■ **REQUIRED WORK**: Where a line below contains "this", count it. Reply with the total only.

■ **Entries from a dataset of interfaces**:
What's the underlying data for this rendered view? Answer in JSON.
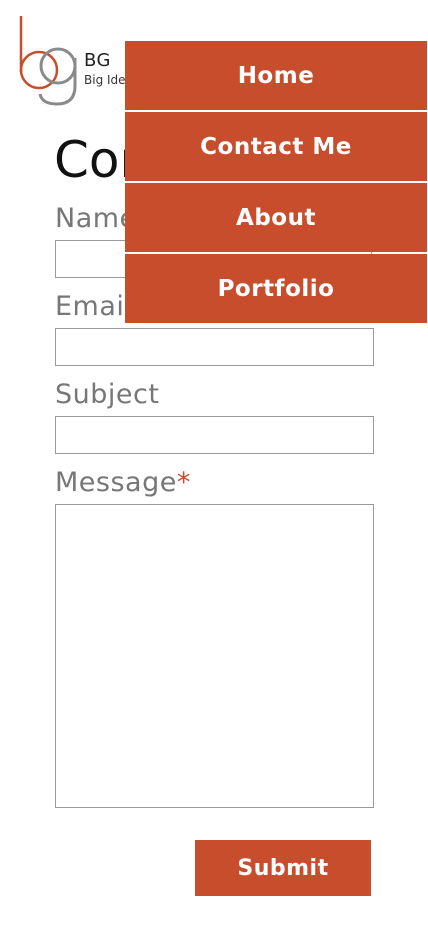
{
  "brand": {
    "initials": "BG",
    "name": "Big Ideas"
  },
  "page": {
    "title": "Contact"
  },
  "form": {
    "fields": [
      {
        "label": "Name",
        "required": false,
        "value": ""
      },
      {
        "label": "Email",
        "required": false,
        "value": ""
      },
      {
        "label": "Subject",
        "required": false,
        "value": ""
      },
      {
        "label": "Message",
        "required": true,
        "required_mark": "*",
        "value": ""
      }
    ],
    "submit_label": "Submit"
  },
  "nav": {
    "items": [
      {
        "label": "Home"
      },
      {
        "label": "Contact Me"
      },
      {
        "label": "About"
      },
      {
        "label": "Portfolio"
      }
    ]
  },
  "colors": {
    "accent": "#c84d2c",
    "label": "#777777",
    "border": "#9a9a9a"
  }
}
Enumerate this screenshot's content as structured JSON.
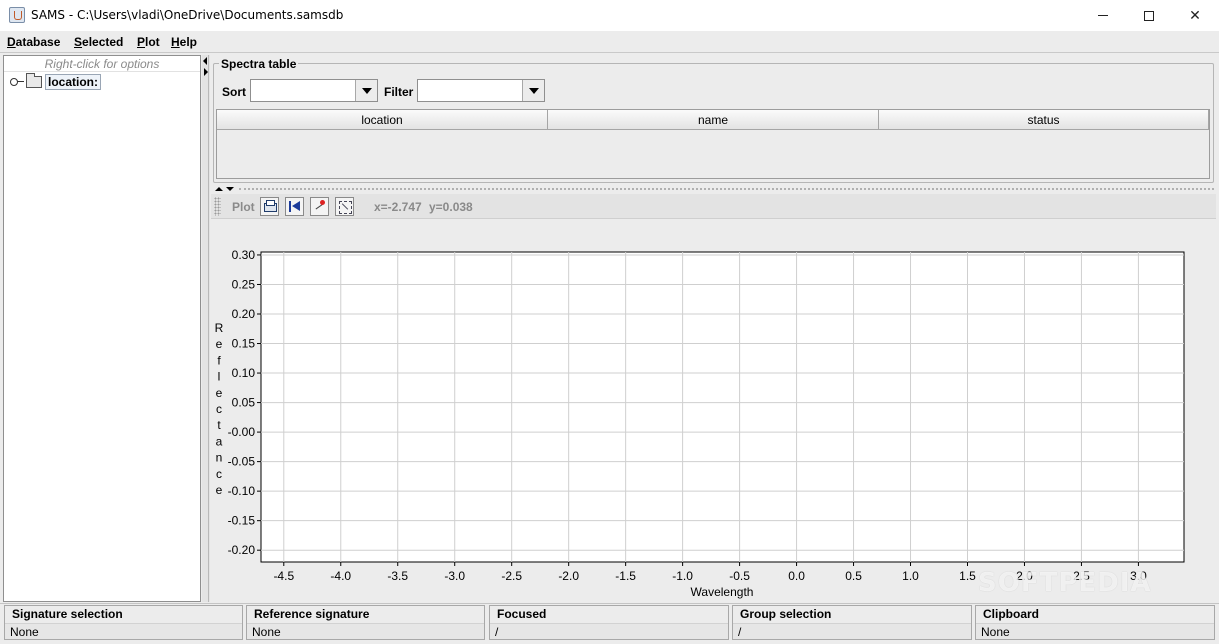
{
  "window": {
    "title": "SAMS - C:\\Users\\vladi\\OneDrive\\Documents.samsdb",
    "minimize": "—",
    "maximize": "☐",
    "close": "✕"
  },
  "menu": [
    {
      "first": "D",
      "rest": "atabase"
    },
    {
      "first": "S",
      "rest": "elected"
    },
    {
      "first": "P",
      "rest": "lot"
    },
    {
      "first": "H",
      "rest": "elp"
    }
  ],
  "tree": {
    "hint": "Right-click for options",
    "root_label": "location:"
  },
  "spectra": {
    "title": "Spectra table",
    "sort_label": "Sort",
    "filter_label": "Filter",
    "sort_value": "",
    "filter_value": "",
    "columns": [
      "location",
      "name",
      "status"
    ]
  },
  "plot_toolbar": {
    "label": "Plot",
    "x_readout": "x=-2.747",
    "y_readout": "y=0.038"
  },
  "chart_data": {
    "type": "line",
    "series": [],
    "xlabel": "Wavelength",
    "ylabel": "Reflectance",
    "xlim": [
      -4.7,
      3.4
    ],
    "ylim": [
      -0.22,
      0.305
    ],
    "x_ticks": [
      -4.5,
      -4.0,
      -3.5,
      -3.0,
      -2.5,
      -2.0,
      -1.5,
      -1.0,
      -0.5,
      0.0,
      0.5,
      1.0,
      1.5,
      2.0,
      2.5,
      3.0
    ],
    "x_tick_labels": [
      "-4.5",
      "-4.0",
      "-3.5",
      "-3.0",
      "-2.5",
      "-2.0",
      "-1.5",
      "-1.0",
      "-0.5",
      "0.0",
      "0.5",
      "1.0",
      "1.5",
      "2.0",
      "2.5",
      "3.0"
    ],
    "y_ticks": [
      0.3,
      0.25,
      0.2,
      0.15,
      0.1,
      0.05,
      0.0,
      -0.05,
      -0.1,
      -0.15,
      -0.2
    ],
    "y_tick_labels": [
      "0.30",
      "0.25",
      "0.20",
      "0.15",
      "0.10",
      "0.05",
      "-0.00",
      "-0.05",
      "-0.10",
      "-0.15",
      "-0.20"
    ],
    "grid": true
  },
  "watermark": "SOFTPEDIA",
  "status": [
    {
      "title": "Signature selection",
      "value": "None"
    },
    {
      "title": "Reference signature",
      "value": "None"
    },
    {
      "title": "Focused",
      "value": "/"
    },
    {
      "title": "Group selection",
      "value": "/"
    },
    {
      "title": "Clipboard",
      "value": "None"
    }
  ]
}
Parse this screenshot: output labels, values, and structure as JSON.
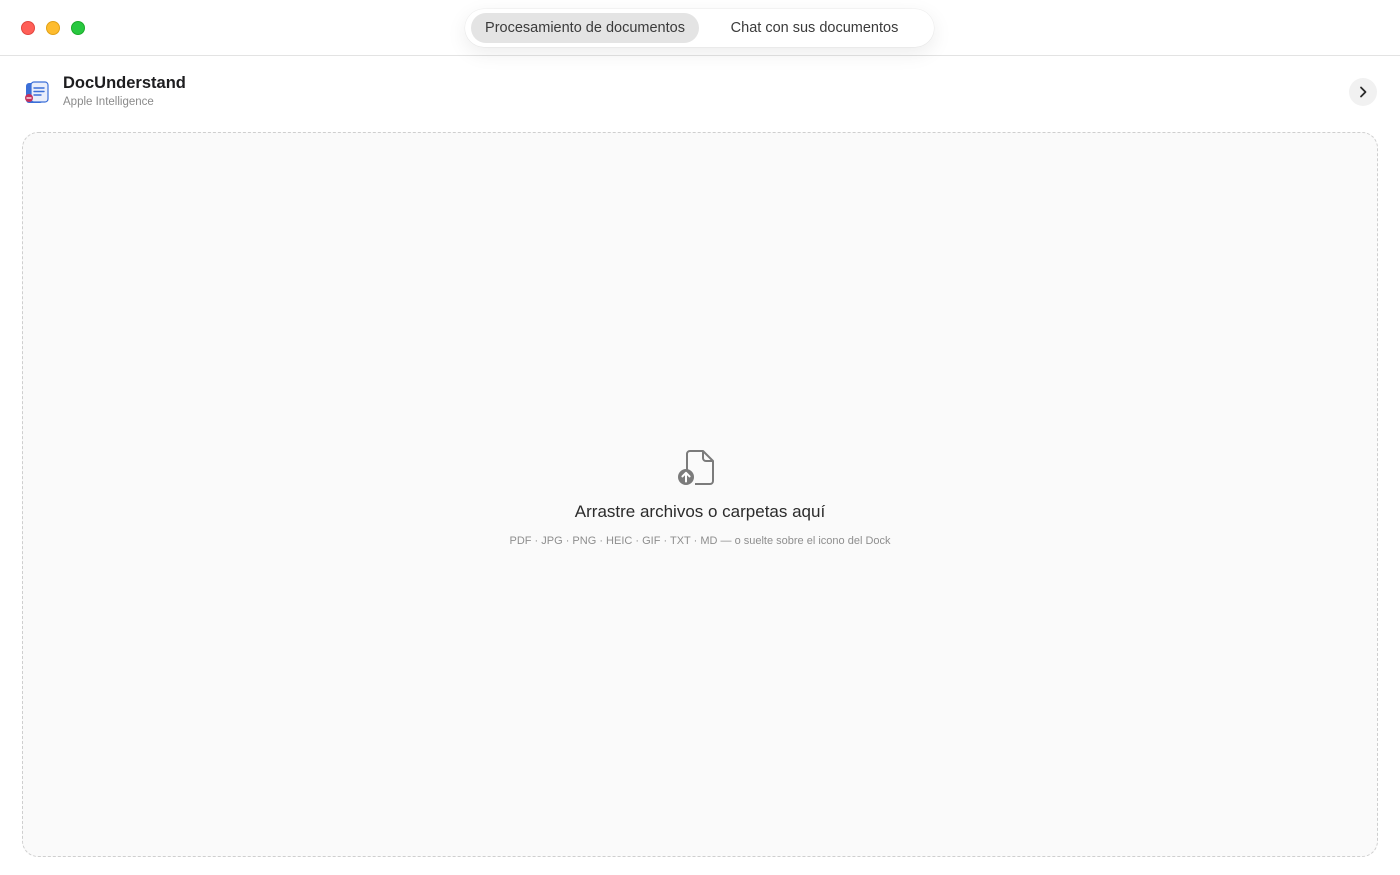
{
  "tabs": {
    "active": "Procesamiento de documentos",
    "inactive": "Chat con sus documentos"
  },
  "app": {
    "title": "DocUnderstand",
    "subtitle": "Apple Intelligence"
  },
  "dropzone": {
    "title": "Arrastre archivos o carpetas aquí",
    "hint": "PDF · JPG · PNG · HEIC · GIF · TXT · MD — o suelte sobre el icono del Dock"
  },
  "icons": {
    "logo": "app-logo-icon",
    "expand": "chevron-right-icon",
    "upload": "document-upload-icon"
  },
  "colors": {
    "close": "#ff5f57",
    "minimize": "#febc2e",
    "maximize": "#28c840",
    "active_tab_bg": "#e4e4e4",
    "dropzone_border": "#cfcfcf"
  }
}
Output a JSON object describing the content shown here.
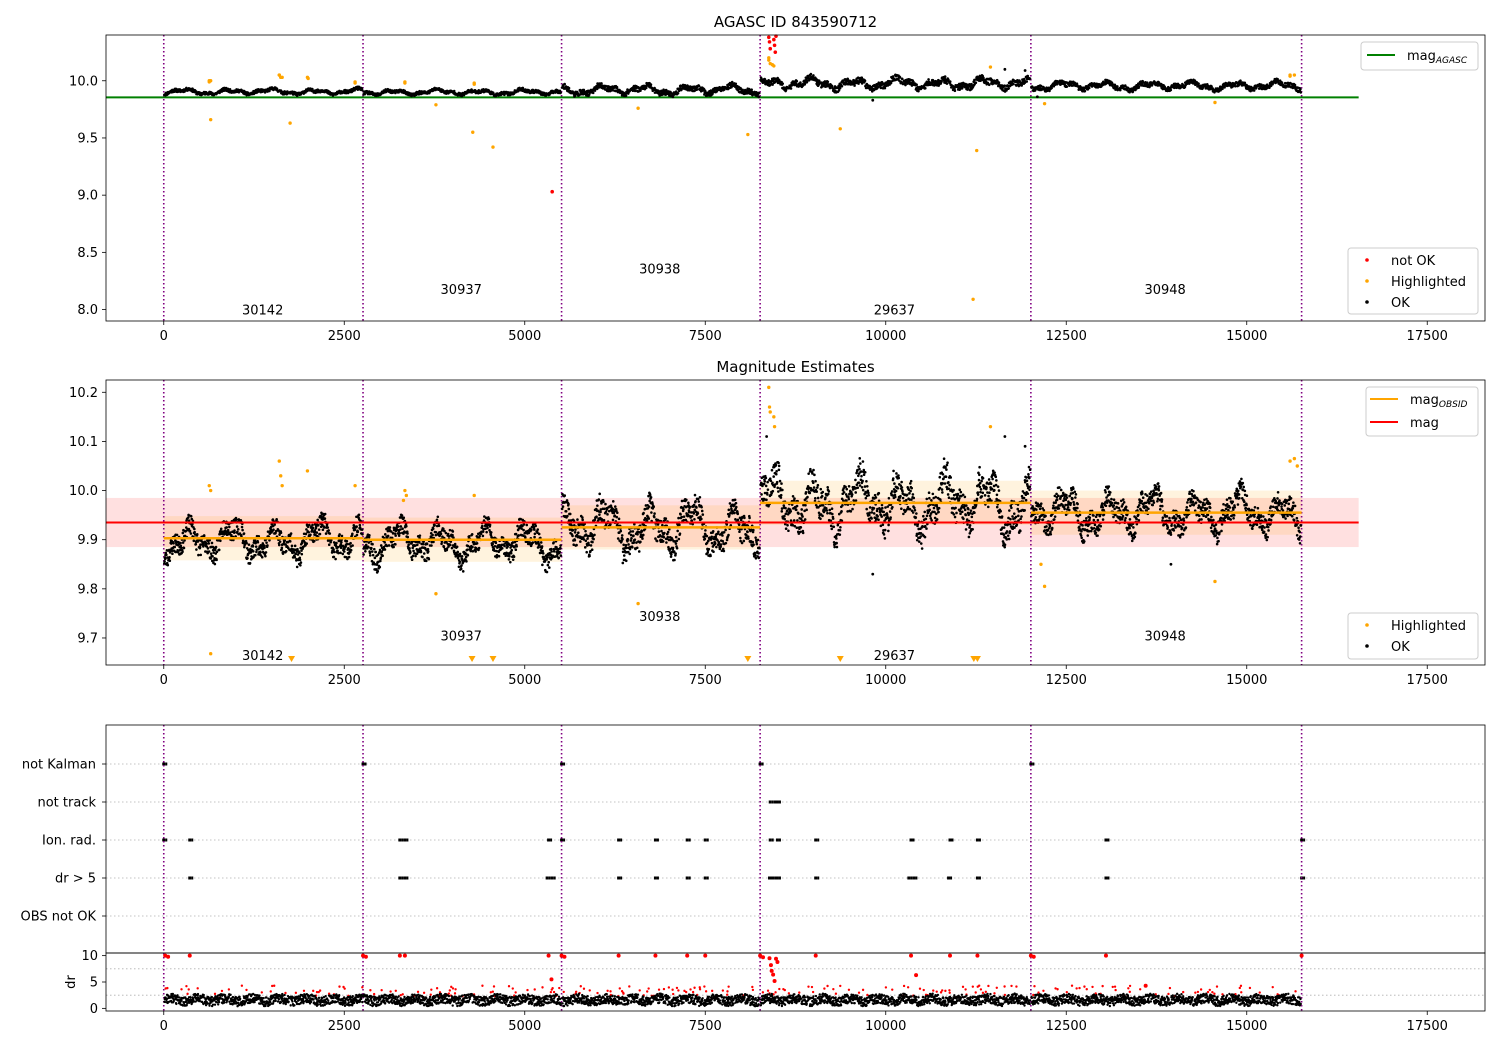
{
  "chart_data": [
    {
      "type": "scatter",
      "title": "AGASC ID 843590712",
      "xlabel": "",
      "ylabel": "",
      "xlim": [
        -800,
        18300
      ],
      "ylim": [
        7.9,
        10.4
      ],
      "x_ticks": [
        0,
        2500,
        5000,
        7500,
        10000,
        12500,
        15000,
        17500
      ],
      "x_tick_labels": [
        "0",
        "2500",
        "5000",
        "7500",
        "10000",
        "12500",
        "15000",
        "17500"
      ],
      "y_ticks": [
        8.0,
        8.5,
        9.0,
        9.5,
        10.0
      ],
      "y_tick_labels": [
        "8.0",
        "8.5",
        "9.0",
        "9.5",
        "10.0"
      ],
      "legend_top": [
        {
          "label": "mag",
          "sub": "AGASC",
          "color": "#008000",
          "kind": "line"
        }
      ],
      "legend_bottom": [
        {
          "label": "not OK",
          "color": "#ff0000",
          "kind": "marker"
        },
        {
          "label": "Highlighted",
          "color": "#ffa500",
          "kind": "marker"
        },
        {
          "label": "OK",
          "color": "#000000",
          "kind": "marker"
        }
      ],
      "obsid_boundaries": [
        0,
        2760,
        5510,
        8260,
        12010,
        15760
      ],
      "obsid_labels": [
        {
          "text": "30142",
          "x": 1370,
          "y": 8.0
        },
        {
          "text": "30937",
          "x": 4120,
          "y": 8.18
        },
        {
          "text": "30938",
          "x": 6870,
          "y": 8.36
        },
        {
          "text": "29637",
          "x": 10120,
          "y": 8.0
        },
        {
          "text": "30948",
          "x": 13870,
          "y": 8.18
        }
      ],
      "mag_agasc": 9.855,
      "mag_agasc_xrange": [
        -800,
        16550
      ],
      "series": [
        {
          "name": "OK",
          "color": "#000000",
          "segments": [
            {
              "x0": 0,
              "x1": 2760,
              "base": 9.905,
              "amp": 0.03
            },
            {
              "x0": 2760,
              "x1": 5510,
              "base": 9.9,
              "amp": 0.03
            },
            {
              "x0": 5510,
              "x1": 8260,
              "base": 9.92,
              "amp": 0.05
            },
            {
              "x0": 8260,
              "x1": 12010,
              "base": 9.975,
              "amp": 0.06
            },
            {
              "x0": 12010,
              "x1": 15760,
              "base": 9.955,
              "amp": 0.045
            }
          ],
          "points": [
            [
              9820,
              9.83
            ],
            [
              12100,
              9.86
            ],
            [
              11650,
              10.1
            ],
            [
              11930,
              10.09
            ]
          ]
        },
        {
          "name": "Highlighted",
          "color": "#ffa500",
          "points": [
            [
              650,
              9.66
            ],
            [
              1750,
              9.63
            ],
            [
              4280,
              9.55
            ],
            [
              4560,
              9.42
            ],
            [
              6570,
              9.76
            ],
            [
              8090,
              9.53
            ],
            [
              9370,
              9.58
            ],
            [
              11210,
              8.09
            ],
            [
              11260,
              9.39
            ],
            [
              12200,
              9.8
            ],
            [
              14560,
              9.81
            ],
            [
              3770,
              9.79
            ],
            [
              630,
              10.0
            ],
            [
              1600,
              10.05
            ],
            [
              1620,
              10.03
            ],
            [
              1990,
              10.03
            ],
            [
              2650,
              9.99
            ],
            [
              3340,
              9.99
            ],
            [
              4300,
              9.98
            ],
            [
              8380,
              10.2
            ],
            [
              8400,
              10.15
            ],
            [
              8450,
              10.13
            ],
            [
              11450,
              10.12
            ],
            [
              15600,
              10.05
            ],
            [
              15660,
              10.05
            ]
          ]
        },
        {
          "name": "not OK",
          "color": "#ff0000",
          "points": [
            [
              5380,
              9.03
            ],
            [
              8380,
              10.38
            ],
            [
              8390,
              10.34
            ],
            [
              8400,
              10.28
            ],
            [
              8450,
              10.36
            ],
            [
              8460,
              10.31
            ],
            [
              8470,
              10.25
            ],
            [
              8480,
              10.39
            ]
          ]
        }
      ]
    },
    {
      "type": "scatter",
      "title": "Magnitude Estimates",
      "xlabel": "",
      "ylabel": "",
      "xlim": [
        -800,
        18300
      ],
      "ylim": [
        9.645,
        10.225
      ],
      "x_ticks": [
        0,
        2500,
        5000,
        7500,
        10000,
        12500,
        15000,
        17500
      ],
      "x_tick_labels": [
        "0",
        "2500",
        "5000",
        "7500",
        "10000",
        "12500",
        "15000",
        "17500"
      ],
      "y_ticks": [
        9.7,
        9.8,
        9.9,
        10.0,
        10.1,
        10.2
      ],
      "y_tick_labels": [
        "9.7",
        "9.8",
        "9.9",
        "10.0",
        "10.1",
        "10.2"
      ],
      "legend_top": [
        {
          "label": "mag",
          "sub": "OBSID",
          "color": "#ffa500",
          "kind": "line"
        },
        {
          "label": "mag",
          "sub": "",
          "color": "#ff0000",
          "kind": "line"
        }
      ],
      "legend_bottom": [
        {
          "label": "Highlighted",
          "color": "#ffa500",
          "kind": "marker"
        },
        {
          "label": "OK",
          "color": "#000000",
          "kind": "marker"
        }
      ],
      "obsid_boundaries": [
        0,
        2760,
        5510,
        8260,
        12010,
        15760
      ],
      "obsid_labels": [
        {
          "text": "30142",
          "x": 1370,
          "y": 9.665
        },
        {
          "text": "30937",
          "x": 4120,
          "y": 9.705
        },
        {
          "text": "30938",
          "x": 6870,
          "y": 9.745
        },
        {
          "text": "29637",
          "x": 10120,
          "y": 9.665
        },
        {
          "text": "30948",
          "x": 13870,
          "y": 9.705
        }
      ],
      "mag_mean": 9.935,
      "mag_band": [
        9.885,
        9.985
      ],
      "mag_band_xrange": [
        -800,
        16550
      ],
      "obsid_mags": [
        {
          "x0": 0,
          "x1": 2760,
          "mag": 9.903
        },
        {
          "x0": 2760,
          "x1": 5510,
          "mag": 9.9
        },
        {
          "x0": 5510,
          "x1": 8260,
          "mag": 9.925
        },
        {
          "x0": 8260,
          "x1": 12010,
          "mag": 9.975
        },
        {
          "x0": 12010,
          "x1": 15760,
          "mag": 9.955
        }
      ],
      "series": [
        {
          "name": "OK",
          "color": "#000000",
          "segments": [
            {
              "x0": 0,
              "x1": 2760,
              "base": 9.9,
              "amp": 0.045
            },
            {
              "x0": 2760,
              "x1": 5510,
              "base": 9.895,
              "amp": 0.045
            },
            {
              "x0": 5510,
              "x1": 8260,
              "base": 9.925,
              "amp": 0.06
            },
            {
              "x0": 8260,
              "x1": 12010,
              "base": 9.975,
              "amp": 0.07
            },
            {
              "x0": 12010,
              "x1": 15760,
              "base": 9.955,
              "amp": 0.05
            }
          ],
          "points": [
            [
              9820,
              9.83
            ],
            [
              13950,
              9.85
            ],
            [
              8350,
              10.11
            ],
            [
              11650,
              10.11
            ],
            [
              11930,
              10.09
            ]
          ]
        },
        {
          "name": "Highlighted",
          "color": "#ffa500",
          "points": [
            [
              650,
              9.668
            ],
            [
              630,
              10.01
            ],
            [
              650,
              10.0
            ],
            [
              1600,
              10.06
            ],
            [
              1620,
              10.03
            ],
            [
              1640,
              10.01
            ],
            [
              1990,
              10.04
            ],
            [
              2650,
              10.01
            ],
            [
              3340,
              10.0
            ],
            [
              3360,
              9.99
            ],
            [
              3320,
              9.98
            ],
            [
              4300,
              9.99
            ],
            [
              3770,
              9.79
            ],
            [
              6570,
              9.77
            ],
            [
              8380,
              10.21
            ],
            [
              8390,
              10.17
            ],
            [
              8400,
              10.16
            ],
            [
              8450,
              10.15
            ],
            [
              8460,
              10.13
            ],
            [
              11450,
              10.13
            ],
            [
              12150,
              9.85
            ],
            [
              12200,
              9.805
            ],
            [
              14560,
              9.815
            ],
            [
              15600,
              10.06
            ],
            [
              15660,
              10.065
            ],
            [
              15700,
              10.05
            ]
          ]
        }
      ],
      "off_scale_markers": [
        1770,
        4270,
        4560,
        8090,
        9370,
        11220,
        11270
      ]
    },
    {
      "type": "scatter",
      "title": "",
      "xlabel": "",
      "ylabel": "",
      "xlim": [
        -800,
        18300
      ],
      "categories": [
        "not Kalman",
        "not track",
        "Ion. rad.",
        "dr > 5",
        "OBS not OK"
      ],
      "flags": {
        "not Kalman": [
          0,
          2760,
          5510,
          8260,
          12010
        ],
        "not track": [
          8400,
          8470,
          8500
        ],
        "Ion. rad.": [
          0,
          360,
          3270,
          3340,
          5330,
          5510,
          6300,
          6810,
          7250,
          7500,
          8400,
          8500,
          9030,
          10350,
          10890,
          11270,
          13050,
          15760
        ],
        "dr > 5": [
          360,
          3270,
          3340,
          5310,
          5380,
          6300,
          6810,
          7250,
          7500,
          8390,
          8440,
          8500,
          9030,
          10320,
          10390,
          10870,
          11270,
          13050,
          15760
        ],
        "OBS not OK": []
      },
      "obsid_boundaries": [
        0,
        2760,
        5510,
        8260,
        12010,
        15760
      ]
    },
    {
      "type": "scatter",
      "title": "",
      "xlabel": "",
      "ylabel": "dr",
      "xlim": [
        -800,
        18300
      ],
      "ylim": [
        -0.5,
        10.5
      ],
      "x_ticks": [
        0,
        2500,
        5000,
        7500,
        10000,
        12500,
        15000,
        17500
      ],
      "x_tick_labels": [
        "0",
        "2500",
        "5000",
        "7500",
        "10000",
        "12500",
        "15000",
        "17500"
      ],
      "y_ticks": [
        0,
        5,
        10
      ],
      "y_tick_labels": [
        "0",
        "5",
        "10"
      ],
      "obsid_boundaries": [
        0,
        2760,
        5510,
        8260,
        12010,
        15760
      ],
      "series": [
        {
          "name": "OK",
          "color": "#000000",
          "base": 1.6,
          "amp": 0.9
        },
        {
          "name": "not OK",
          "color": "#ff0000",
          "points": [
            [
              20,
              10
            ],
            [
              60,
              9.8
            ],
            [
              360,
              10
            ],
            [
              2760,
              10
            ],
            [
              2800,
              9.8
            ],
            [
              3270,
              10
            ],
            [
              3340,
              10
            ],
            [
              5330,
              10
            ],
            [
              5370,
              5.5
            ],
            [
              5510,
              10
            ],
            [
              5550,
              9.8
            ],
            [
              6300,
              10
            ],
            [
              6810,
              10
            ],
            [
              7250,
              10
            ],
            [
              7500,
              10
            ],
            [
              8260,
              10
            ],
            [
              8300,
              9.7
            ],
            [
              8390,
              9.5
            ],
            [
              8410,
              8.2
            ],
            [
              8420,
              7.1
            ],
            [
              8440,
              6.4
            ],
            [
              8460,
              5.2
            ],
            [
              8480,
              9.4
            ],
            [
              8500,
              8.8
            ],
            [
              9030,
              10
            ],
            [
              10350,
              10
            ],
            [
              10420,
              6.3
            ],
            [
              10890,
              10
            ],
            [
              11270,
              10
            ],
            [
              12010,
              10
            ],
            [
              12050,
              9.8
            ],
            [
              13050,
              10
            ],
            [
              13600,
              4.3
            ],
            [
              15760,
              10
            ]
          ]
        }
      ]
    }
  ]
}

■ **TASK SOLUTION**: 3